EXERCISE PROMPT: For the entries below, state how many lines contain the string "desc". Add nothing else.
BEGIN INFORMATION SHOWN
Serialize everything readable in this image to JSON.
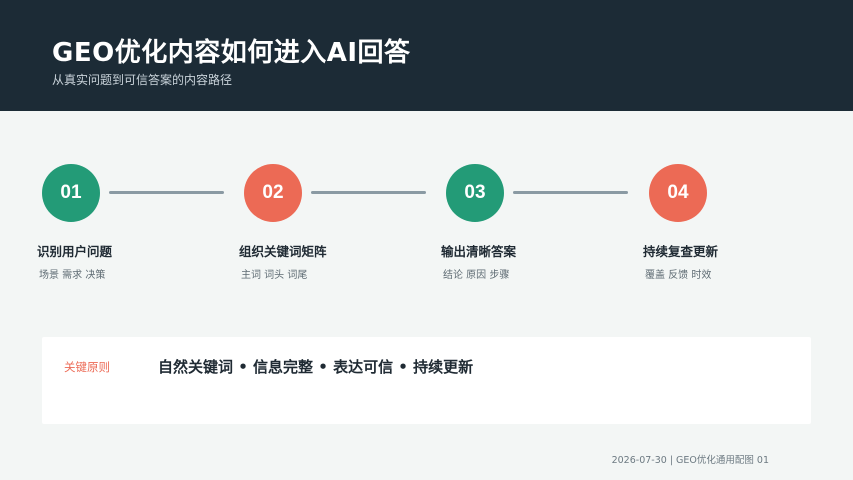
{
  "header": {
    "title": "GEO优化内容如何进入AI回答",
    "subtitle": "从真实问题到可信答案的内容路径"
  },
  "steps": [
    {
      "number": "01",
      "title": "识别用户问题",
      "desc": "场景 需求 决策",
      "color": "#239b77"
    },
    {
      "number": "02",
      "title": "组织关键词矩阵",
      "desc": "主词 词头 词尾",
      "color": "#ec6a55"
    },
    {
      "number": "03",
      "title": "输出清晰答案",
      "desc": "结论 原因 步骤",
      "color": "#239b77"
    },
    {
      "number": "04",
      "title": "持续复查更新",
      "desc": "覆盖 反馈 时效",
      "color": "#ec6a55"
    }
  ],
  "principles": {
    "label": "关键原则",
    "text": "自然关键词 • 信息完整 • 表达可信 • 持续更新"
  },
  "footer": {
    "text": "2026-07-30 | GEO优化通用配图 01"
  }
}
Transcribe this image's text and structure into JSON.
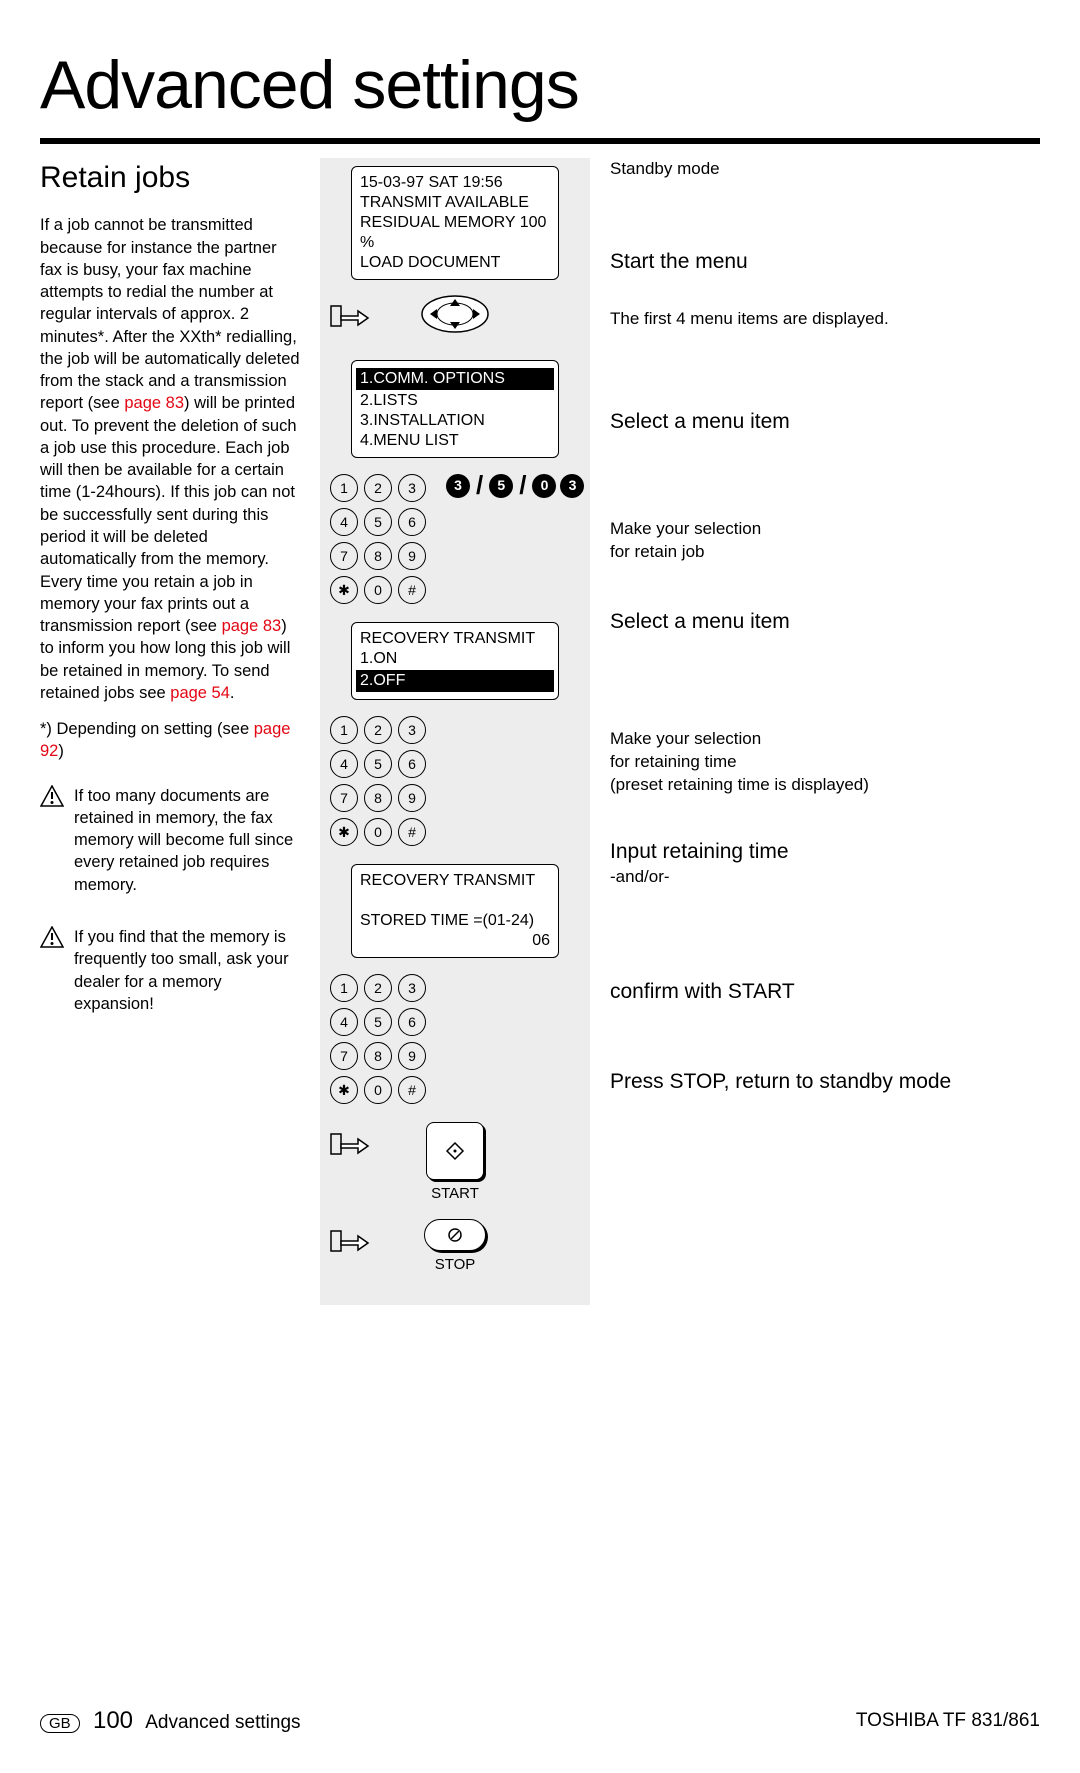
{
  "header": {
    "title": "Advanced settings"
  },
  "section": {
    "title": "Retain jobs"
  },
  "left": {
    "p1a": "If a job cannot be transmitted because for instance the partner fax is busy, your fax machine attempts to redial the number at regular intervals of approx. 2 minutes*. After the XXth* redialling, the job will be automatically deleted from the stack and a transmission report (see ",
    "p1link1": "page 83",
    "p1b": ") will be printed out. To prevent the deletion of such a job use this procedure. Each job will then be available for a certain time (1-24hours). If this job can not be successfully sent during this period it will be deleted automatically from the memory. Every time you retain a job in memory your fax prints out a transmission report (see ",
    "p1link2": "page 83",
    "p1c": ") to inform you how long this job will be retained in memory. To send retained jobs see ",
    "p1link3": "page 54",
    "p1d": ".",
    "foot_a": "*) Depending on setting (see ",
    "foot_link": "page 92",
    "foot_b": ")",
    "warn1": "If too many documents are retained in memory, the fax memory will become full since every retained job requires memory.",
    "warn2": "If you find that the memory is frequently too small, ask your dealer for a memory expansion!"
  },
  "lcd1": {
    "l1": "15-03-97   SAT   19:56",
    "l2": "TRANSMIT AVAILABLE",
    "l3": "RESIDUAL MEMORY 100 %",
    "l4": "LOAD DOCUMENT"
  },
  "lcd2": {
    "l1": "1.COMM. OPTIONS",
    "l2": "2.LISTS",
    "l3": "3.INSTALLATION",
    "l4": "4.MENU LIST"
  },
  "bignums": {
    "a": "3",
    "b": "5",
    "c": "0",
    "d": "3"
  },
  "lcd3": {
    "l1": "RECOVERY TRANSMIT",
    "l2": "1.ON",
    "l3": "2.OFF"
  },
  "lcd4": {
    "l1": "RECOVERY TRANSMIT",
    "l2": "STORED TIME =(01-24)",
    "l3": "06"
  },
  "labels": {
    "start": "START",
    "stop": "STOP"
  },
  "right": {
    "r0": "Standby mode",
    "r1": "Start the menu",
    "r2": "The first 4 menu items are displayed.",
    "r3": "Select a menu item",
    "r4a": "Make your selection",
    "r4b": "for retain job",
    "r5": "Select a menu item",
    "r6a": "Make your selection",
    "r6b": "for retaining time",
    "r6c": "(preset retaining time is displayed)",
    "r7": "Input retaining time",
    "r7b": "-and/or-",
    "r8": "confirm with START",
    "r9": "Press STOP, return to standby mode"
  },
  "footer": {
    "gb": "GB",
    "page": "100",
    "section": "Advanced settings",
    "model": "TOSHIBA  TF 831/861"
  }
}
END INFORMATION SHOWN
SOLUTION BELOW: 4